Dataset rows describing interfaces

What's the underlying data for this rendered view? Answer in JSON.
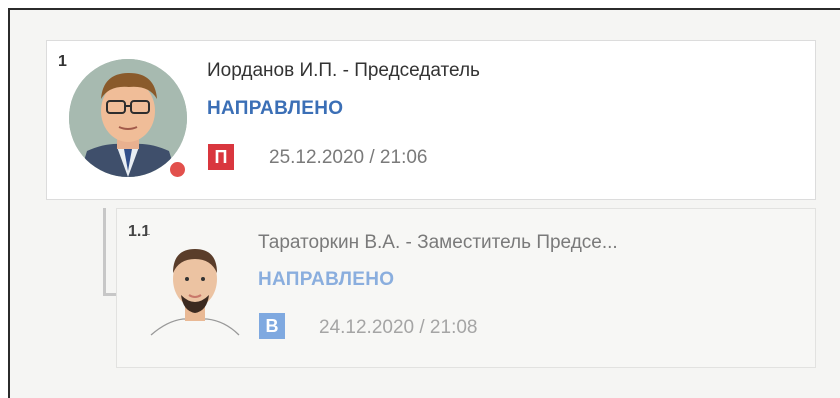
{
  "tree": {
    "nodes": [
      {
        "number": "1",
        "name": "Иорданов И.П. - Председатель",
        "status": "НАПРАВЛЕНО",
        "badge": "П",
        "datetime": "25.12.2020 / 21:06",
        "status_color": "#3b6fb6",
        "badge_color": "#d9363e",
        "online_dot_color": "#e2504c"
      },
      {
        "number": "1.1",
        "name": "Тараторкин В.А. - Заместитель Предсе...",
        "status": "НАПРАВЛЕНО",
        "badge": "В",
        "datetime": "24.12.2020 / 21:08",
        "status_color": "#8aaede",
        "badge_color": "#7fa9e0"
      }
    ]
  }
}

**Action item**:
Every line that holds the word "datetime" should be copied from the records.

**Exercise answer**:
        "datetime": "25.12.2020 / 21:06",
        "datetime": "24.12.2020 / 21:08",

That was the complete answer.